  3. Self-correction. The ability to identify and correct for a mistake is an aptitude needed when playing games such as Line UpUsing a diagram as a guide, the patient selects and places colored items in the same order, or “line up,” as shown on diagram. If a mistake is made, the patient must identify and correct for it in order to correctly match the items in the diagram. 
  4. Planning. The effective development and execution of plan is needed to complete all of the balance games. For example, during Unscrambler the patient is asked to unscramble mismatched items by rearranging and placing them on their matching platforms, e.g., all of the blue items on the blue platform, red items on red platform, green items on green platform, etc.
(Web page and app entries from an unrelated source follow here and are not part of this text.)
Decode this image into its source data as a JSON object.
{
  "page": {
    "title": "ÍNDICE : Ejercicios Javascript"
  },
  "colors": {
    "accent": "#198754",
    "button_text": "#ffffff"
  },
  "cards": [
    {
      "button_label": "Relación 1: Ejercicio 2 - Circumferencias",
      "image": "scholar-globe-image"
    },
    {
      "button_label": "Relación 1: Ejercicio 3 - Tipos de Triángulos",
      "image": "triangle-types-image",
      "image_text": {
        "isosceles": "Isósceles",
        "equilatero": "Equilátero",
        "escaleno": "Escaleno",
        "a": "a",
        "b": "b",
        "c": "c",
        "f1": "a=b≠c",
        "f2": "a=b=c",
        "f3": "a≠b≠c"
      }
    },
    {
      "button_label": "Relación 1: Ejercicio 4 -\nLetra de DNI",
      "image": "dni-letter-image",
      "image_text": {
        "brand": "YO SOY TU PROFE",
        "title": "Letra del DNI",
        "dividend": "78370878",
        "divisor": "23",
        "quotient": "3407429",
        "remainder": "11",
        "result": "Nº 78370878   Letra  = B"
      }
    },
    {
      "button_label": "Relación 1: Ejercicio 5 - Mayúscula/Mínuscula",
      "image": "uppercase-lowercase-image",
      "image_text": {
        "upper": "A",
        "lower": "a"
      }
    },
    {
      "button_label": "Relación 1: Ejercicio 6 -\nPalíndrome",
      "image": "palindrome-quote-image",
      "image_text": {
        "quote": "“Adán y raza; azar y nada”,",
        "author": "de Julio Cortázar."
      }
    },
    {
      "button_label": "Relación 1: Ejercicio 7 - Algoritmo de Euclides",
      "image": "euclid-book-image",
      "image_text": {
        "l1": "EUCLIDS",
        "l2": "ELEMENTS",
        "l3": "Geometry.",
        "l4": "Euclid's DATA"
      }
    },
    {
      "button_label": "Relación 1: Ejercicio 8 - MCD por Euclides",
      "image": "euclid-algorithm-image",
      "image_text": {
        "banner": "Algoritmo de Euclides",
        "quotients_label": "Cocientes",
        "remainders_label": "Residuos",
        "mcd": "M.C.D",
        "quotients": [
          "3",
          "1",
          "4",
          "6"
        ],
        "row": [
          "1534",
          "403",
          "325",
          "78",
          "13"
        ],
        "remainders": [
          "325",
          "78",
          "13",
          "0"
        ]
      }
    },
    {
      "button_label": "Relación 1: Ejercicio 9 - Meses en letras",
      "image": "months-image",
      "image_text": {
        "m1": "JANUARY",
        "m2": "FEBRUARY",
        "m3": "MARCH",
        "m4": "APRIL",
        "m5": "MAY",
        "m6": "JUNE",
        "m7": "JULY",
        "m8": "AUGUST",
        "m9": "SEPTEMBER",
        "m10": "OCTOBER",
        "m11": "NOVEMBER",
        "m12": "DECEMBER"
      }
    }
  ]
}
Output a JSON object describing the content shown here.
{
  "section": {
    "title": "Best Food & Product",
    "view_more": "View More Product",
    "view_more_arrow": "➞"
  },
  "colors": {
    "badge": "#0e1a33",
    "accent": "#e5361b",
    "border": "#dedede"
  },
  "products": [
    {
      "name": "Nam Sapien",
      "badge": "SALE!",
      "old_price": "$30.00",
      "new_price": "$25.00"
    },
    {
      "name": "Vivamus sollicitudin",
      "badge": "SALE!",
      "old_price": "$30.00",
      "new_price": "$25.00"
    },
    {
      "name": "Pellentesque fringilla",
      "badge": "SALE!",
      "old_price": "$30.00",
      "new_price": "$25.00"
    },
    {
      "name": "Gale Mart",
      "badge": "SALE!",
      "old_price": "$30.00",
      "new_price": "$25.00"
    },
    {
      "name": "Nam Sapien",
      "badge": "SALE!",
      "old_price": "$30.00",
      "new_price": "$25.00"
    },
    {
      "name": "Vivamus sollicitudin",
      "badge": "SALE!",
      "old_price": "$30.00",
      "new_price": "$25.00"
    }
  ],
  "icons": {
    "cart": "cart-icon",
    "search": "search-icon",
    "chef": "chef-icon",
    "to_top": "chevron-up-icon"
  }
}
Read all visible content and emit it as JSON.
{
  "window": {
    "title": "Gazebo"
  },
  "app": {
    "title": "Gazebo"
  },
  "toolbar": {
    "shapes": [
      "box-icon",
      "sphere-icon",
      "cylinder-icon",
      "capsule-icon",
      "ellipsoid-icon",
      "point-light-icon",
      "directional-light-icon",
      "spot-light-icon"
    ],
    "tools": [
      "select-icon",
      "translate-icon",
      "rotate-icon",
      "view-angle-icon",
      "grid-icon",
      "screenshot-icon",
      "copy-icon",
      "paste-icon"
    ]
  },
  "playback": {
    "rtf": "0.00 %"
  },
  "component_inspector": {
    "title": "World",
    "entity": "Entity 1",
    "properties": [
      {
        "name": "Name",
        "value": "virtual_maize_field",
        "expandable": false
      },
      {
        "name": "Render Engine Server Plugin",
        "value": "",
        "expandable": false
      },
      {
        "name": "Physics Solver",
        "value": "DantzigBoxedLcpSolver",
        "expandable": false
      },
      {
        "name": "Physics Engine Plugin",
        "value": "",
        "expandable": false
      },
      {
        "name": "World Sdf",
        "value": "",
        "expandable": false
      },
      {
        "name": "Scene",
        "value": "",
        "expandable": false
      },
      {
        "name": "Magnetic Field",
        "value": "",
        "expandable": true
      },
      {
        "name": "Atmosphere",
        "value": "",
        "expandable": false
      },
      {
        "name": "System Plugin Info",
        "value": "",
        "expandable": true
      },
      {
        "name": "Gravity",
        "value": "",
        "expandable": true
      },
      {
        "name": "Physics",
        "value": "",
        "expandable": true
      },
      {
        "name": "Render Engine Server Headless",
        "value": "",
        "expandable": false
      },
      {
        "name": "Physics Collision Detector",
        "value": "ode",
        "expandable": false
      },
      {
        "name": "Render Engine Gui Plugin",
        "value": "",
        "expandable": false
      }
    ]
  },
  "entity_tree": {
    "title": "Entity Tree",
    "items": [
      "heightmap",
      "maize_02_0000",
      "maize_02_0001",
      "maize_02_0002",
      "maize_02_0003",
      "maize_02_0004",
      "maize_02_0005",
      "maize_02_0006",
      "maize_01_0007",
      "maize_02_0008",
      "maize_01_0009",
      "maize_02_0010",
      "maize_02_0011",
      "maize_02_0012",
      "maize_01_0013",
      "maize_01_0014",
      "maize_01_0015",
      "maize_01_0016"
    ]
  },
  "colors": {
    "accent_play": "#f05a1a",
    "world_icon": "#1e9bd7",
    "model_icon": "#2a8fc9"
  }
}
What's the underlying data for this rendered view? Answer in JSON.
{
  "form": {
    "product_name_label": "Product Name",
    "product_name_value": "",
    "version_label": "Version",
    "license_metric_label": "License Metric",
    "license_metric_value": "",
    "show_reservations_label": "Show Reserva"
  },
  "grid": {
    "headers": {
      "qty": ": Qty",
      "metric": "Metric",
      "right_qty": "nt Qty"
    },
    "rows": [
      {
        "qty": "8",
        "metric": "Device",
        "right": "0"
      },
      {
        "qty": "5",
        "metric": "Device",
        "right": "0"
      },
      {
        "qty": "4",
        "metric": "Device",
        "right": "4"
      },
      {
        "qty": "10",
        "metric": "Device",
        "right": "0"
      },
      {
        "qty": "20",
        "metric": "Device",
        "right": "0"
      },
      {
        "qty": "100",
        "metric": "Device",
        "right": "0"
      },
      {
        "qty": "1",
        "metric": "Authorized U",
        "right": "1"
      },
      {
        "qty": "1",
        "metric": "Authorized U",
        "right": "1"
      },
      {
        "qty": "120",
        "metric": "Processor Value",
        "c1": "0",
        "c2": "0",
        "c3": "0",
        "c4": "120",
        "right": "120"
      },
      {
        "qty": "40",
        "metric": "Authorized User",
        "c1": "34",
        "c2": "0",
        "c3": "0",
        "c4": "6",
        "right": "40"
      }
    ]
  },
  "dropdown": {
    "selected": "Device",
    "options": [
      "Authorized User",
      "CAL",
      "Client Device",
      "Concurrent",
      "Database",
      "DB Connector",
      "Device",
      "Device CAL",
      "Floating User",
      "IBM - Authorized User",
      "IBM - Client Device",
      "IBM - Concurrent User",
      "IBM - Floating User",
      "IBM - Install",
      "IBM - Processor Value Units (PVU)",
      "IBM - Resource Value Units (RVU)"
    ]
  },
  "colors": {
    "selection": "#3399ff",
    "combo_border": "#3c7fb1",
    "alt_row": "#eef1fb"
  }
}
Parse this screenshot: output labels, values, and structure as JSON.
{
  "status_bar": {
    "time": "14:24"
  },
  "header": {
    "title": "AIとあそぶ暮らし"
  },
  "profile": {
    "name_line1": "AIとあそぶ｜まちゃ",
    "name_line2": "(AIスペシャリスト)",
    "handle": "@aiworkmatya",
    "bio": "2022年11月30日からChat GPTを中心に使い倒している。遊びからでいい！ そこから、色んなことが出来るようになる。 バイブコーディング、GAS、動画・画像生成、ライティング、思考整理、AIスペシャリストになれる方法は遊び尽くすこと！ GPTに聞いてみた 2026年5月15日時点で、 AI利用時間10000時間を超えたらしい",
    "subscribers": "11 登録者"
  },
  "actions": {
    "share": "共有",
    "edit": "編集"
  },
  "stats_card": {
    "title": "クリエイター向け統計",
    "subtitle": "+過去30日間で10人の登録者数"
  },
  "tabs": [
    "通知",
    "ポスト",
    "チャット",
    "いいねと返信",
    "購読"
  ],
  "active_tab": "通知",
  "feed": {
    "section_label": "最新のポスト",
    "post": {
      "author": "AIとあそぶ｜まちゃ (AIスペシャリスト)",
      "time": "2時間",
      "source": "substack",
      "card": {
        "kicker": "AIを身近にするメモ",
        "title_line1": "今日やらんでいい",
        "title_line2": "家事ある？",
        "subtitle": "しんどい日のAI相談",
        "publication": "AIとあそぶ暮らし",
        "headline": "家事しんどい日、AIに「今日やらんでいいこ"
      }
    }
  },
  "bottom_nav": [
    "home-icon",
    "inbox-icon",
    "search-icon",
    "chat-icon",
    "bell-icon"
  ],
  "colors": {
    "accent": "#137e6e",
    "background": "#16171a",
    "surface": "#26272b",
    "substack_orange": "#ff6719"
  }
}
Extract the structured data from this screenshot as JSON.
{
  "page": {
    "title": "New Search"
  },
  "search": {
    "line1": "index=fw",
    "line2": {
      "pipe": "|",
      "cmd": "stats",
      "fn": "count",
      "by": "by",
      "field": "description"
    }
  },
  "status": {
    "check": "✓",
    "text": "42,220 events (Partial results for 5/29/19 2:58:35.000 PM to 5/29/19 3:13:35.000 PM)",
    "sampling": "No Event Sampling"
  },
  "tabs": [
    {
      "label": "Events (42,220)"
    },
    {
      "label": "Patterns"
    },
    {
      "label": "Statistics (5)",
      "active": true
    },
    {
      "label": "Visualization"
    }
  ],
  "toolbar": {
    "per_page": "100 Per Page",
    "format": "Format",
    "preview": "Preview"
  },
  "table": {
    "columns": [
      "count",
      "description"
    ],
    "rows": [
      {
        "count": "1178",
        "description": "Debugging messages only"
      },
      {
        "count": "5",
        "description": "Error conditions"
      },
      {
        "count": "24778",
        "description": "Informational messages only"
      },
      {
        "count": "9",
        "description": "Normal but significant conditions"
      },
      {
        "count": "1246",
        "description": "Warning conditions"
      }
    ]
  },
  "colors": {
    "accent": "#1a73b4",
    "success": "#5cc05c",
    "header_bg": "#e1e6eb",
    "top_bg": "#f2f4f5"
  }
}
In order to complete this task, the patient must develop and execute a plan to effectively move items to correctly placing them on same-colored platforms. 
  5. Matching. The ability to make items match is a key cognitive function in Match Maker. In this game, the therapist sets up the game by placing cones, rings, and diagram to be “matched” in front of the patient. Using a Match Maker diagram as a guide, the patient selects and places colored items on platforms. Only items shown on diagram are to be placed on platforms. The game ends when all items are correctly placed on platforms, matching the diagram presented. 
  6. Memory. Short-term memory is important for the patient to be successful in memory-based games like Simon. In this game, the patient touches the colored platform called out by the therapist: red, yellow, blue or green. The therapist adds a new color, building a progressively longer sequence of colors. The patient’s goal is to remember and repeat the color sequence by touching the platforms in the correct order. The therapist continues to add colors until the patient is unable to repeat the color chain in the correct order. Game ends when patient in unable to repeat the color sequence in the correct order. 
  7. Simple calculations. Cashier is balance game that challenges the patient to make simple mathematical calculations. In this game, the therapist assigns values for the rings: Red = 1₵, Yellow = 5₵, Blue = 10₵, Green = 25₵. The therapist then picks an arbitrary value (between 1₵ and 123₵) and instructs the patient to place the equivalent value in rings on the black shelf. For example, therapist picks 7₵ and patient sets 1 yellow & 2 red rings on black shelf. Different values are given to the patient until the rings are depleted.

In sub-acute settings like SNF and IPR it is common to treat patient with both balance deficits and cognitive limitations, e.g., patient recovering from strokes, brain injuries, or other neurological conditions. Treatments that challenge and improve both areas at the same time are valuable to helping get patients better and ready for a safe return home.